* [Source material]:
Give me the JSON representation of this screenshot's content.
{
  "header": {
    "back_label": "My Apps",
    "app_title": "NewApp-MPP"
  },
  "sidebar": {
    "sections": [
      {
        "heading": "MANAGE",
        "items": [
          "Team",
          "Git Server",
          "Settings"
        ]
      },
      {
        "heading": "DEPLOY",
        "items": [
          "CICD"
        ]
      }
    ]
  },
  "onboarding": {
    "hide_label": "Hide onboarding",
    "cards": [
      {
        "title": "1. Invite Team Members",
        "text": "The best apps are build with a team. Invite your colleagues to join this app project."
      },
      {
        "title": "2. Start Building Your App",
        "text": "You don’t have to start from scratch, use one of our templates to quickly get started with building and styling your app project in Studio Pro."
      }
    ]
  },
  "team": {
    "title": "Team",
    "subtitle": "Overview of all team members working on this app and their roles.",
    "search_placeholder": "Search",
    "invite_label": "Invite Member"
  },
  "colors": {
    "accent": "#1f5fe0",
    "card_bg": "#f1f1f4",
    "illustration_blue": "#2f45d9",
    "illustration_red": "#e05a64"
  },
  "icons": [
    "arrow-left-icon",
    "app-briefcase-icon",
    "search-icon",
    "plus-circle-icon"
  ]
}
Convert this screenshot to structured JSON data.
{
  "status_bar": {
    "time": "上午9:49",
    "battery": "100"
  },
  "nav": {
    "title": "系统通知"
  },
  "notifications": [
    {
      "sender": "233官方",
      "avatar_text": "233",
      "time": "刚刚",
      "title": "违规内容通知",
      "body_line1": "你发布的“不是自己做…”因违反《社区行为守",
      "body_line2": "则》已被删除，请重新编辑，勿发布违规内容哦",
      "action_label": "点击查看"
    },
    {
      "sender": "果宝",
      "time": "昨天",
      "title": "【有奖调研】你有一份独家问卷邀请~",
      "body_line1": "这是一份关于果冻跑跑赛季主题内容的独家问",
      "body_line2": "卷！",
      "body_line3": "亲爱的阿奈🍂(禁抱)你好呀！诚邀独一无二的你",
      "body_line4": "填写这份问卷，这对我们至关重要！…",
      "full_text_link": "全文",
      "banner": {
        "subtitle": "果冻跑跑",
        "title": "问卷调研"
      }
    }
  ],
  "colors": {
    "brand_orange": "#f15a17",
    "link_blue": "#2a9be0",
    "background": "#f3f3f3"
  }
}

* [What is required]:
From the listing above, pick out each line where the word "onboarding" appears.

* [Written response]:
  "onboarding": {
    "hide_label": "Hide onboarding",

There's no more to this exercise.